Be sure to apply for opportunities that catch your eye – everyone has to start somewhere!

Do the aerodynamicists go to the races?

While most aerodynamicists don’t travel to the races as standard, we have on-track aerodynamicists who focus on analyzing the aerodynamic performance delivered on the track and feeding it back into the development direction of future concepts. Most aerodynamicists, however, will spend a lot of time in the wind tunnel, managing the testing of aerodynamic concepts through the car.

Mechanics on the grid with Lando Norris, McLaren MCL36

Mechanics on the grid with Lando Norris, McLaren MCL36

Photo by: Glenn Dunbar / Motorsport footage

What does a working day look like for an aerodynamicist?

A normal day for an aerodynamicist usually starts with reviewing the results of all CFD, wind tunnel or track tests that have been run in the previous 24 hours to decide on the next steps. These next steps could include:

• Other geometric modifications of the concepts to be tested in CFD
• Sending the concepts to the wind tunnel for testing
• Release of the designs to be made for the race car following a positive test in the wind tunnel

Throughout this, solid data analysis, presenting results and working with teammates to identify next steps is a key part of the day as an aerodynamicist.

What’s it like working as a team on an elite sports team?

Having worked in several industries, what stood out to me the most when I started in F1 was the frenetic pace of going from an idea to an actual part on a race car. Projects are measured in days and weeks rather than months and years.

This results in a truly dynamic and collaborative work environment that pushes everyone to give their best, individually and as a team – we all succeed together.

Lando Norris, McLaren MCL36, Daniel Ricciardo, McLaren MCL36

Lando Norris, McLaren MCL36, Daniel Ricciardo, McLaren MCL36

Photo by: Andy Hone/ Motorsport footage

Has the job changed at all since the new regulations came into effect and what do you need to do differently?

The new regulations posed two big challenges for all F1 teams:

• Design a car from scratch with all new regulations and different aerodynamic challenges
• Maximize the performance we can deliver within a cost cap

As an aerodynamicist, the opportunity to participate in the design of a car from scratch was incredibly challenging and interesting. From a practical perspective, this has led to an abundance of new ideas to explore, better collaboration between groups, as well as new creative energy as a team.

This extends not only to aerodynamic concepts, but also to how we achieve them as efficiently as possible from a design, manufacturing and reliability perspective.

What is your favorite part of the job?

My favorite part of the job is that everyone who works here can point out something about the race car and describe how they contributed to it, whether they work in aero, design, manufacturing, finance or people – every person on this team makes a difference to how we perform on track.

Daniel Ricciardo, McLaren MCL35M, 1st position, takes the win to the delight of his team on the pit wall

Daniel Ricciardo, McLaren MCL35M, 1st position, takes the win to the delight of his team on the pit wall

Photo by: Glenn Dunbar / Motorsport footage
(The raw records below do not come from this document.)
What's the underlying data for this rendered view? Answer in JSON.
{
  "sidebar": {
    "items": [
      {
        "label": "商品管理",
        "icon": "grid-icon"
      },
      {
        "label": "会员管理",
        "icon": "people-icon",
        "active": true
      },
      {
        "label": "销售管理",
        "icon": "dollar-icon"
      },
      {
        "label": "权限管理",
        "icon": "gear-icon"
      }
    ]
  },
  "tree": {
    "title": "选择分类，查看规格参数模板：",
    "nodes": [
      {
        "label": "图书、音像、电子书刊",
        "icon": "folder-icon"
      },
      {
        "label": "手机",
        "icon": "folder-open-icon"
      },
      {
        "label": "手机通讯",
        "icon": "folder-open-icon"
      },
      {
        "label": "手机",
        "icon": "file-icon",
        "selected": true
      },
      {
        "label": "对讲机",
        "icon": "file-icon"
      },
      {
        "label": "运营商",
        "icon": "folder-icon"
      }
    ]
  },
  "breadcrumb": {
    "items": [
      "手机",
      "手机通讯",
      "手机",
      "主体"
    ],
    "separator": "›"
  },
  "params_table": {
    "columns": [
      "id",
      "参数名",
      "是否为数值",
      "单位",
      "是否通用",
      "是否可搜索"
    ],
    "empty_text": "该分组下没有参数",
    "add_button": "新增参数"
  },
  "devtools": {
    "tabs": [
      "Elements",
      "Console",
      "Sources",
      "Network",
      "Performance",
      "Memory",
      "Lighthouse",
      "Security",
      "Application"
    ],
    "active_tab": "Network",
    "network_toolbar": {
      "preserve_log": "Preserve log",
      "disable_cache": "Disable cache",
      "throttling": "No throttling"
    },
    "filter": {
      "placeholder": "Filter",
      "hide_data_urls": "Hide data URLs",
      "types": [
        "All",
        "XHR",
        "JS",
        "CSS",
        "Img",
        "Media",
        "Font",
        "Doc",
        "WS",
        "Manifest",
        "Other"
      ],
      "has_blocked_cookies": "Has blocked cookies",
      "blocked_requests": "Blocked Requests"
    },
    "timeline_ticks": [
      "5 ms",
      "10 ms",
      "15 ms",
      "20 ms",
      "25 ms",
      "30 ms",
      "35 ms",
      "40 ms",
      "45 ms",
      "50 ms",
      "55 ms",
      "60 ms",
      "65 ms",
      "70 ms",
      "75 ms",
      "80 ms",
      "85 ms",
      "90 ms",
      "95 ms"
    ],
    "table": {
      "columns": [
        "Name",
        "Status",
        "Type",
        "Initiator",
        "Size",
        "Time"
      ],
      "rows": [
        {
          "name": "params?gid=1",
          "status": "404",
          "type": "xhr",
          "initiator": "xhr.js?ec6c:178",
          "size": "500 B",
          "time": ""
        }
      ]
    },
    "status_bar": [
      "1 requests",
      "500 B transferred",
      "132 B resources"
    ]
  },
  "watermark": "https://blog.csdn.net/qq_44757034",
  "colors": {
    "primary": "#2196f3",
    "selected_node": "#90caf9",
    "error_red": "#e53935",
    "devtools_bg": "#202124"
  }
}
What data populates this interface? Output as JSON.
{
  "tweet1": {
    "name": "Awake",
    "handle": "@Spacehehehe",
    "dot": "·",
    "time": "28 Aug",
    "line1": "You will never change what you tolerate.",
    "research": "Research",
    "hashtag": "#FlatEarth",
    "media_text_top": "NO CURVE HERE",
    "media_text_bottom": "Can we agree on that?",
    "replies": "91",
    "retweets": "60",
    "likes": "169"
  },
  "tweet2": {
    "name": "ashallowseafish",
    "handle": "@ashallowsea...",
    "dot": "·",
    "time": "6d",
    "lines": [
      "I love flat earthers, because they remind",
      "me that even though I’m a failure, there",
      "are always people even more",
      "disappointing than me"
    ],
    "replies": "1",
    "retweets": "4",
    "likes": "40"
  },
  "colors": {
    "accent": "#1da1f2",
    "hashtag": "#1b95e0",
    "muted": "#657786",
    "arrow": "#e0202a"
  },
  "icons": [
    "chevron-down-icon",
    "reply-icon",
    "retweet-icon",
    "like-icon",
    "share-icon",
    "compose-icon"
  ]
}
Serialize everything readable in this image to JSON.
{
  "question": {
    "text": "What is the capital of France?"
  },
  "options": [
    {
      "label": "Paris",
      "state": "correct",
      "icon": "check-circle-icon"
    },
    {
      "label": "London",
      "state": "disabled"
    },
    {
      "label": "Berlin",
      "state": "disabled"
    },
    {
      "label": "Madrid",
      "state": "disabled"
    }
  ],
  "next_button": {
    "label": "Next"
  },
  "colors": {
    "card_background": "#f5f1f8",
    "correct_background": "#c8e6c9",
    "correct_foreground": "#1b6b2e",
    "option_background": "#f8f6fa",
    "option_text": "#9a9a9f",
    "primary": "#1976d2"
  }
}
We at McLaren Racing are delighted to be developing a new state-of-the-art wind tunnel in our Woking MTC, which will add more agility and capability to the Aero department and closely linked teams. It will have a fantastic impact on the performance of the team and the car.

To find out more about the professions of our Aero department, see our latest job offers.